Image: GIA

The Gemological Institute of America (GIA) has started providing specific information on post-growth treatments for synthetic diamonds, marking the latest shift in its approach to the category.

The institute’s Laboratory-Grown Diamond Reports now say if there is evidence of a treatment to change the color of a stone, or if there is no evidence. Some stones carry the comment: “Whether this man-made diamond has been treated is currently undeterminable.

Previously, all reports included a generic statement that the lab-grown diamond “may” have been treated. The changes went into effect in early March. The reports will continue to state the growth type: chemical vapor deposition (CVD) or High Pressure-High Temperature (HPHT).

The move comes amid discussions in the industry over whether “as-grown” diamonds — a marketing term used in the synthetics sector — should attract a premium. Color treatments are common in CVD material, as many crystals emerge from synthesis machines with a brown tinge.

We made this change in response to feedback from our clients — manufacturers, retailers and brands — that there is interest in knowing about post-growth color treatments for laboratory-grown diamonds,” a GIA spokesperson commented.

Last September GIA CEO Susan Jacques said the organization “didn’t feel that it was essential for consumers to know [if a lab-grown diamond] has or has not been treated.” However, she added that the GIA would provide a letter stating whether it had detected a treatment, where necessary.
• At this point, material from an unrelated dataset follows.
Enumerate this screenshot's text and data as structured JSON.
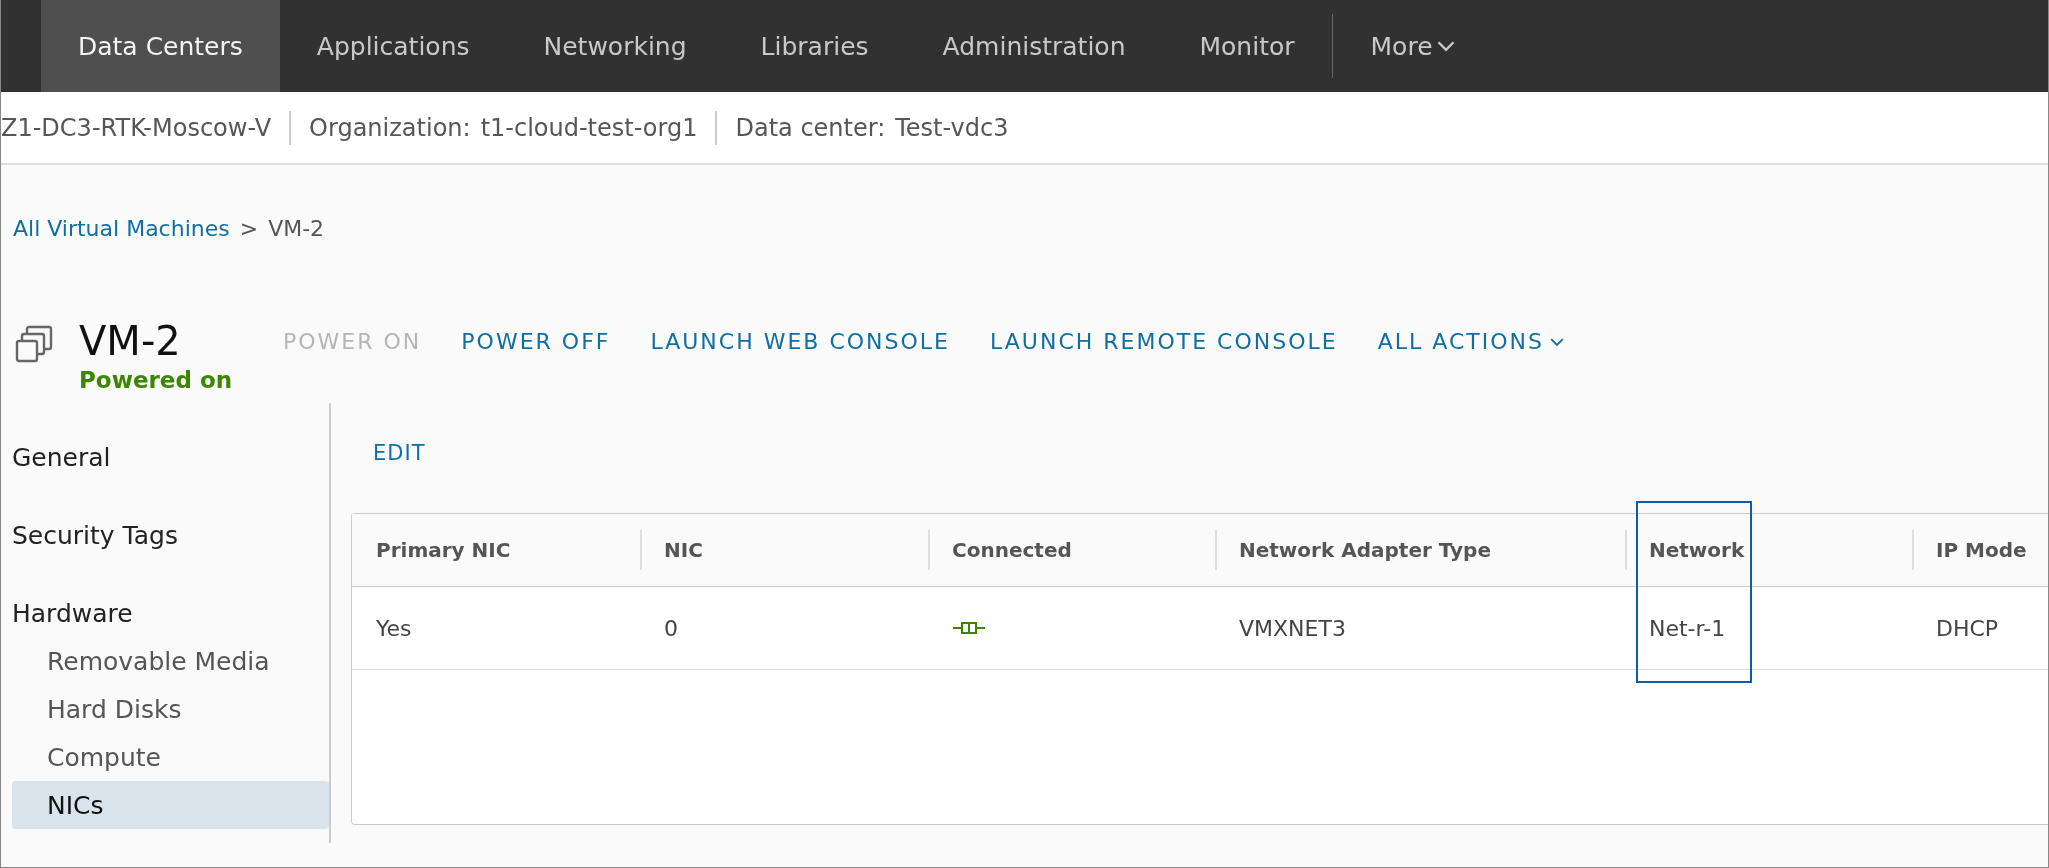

Since then, the International Gemological Institute (IGI), one of the major players in the lab-grown space, has added specific treatment details to its lab-grown reports.

The GIA introduced its Laboratory-Grown Diamond Reports, or LGDRs, in October. Importantly, the documents provide the same specific color and clarity grades that the organization offers for natural diamonds — the first time it had done this. Its previous synthetics reports used descriptive terms such as “near colorless” and “very slightly included.”

If you look through that whole journey until [the GIA] launched the LGDR, you clearly see a pattern of…evolving transparency regarding the grading of lab-grown diamonds,” said Leon Peres, CEO of Green Rocks, a producer and supplier of untreated synthetic diamonds and part of Ofer Mizrahi Diamonds.